Among these records, tally each line with the word "limited"; the answer is that number alone.

Items from an interface collection
* * * *
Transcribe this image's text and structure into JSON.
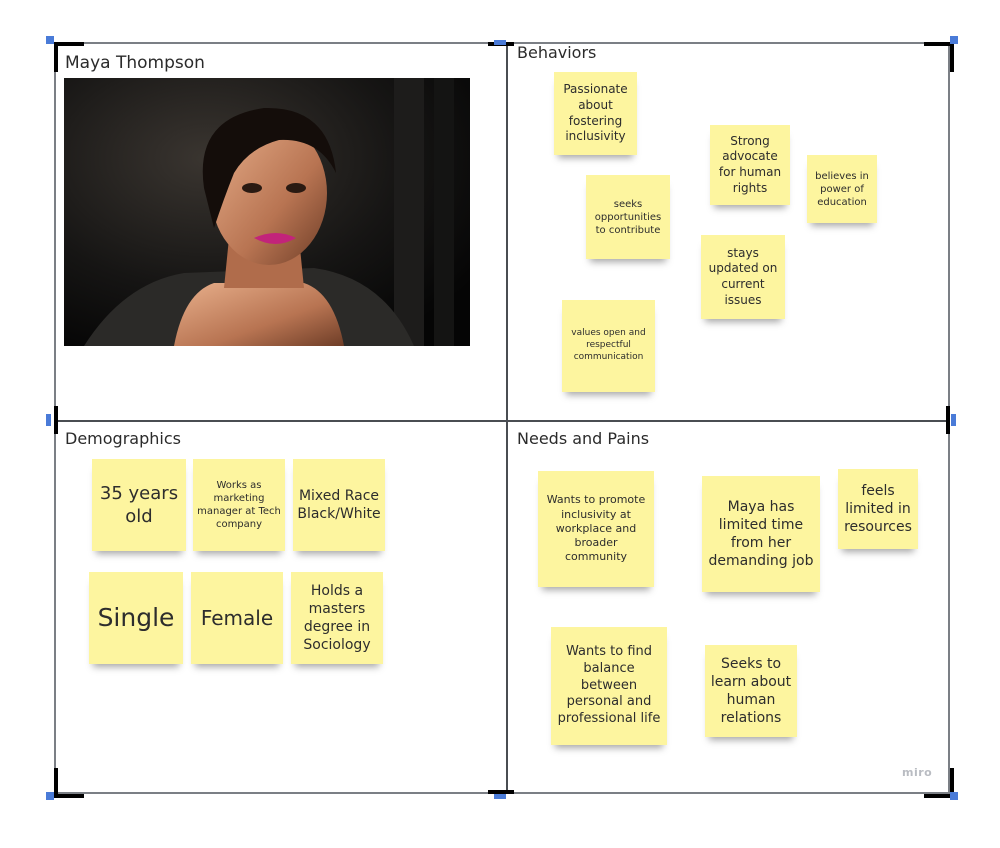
{
  "persona": {
    "name": "Maya Thompson",
    "photo_alt": "portrait photo"
  },
  "sections": {
    "behaviors": {
      "title": "Behaviors",
      "notes": [
        "Passionate about fostering inclusivity",
        "Strong advocate for human rights",
        "believes in power of education",
        "seeks opportunities to contribute",
        "stays updated on current issues",
        "values open and respectful communication"
      ]
    },
    "demographics": {
      "title": "Demographics",
      "notes": [
        "35 years old",
        "Works as marketing manager at Tech company",
        "Mixed Race Black/White",
        "Single",
        "Female",
        "Holds a masters degree in Sociology"
      ]
    },
    "needs_pains": {
      "title": "Needs and Pains",
      "notes": [
        "Wants to promote inclusivity at workplace and broader community",
        "Maya has limited time from her demanding job",
        "feels limited in resources",
        "Wants to find balance between personal and professional life",
        "Seeks to learn about human relations"
      ]
    }
  },
  "watermark": "miro",
  "colors": {
    "sticky": "#fdf59f",
    "selection_handle": "#4a7bd8",
    "frame_line": "#4a4d52"
  }
}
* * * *
Answer to the problem:
2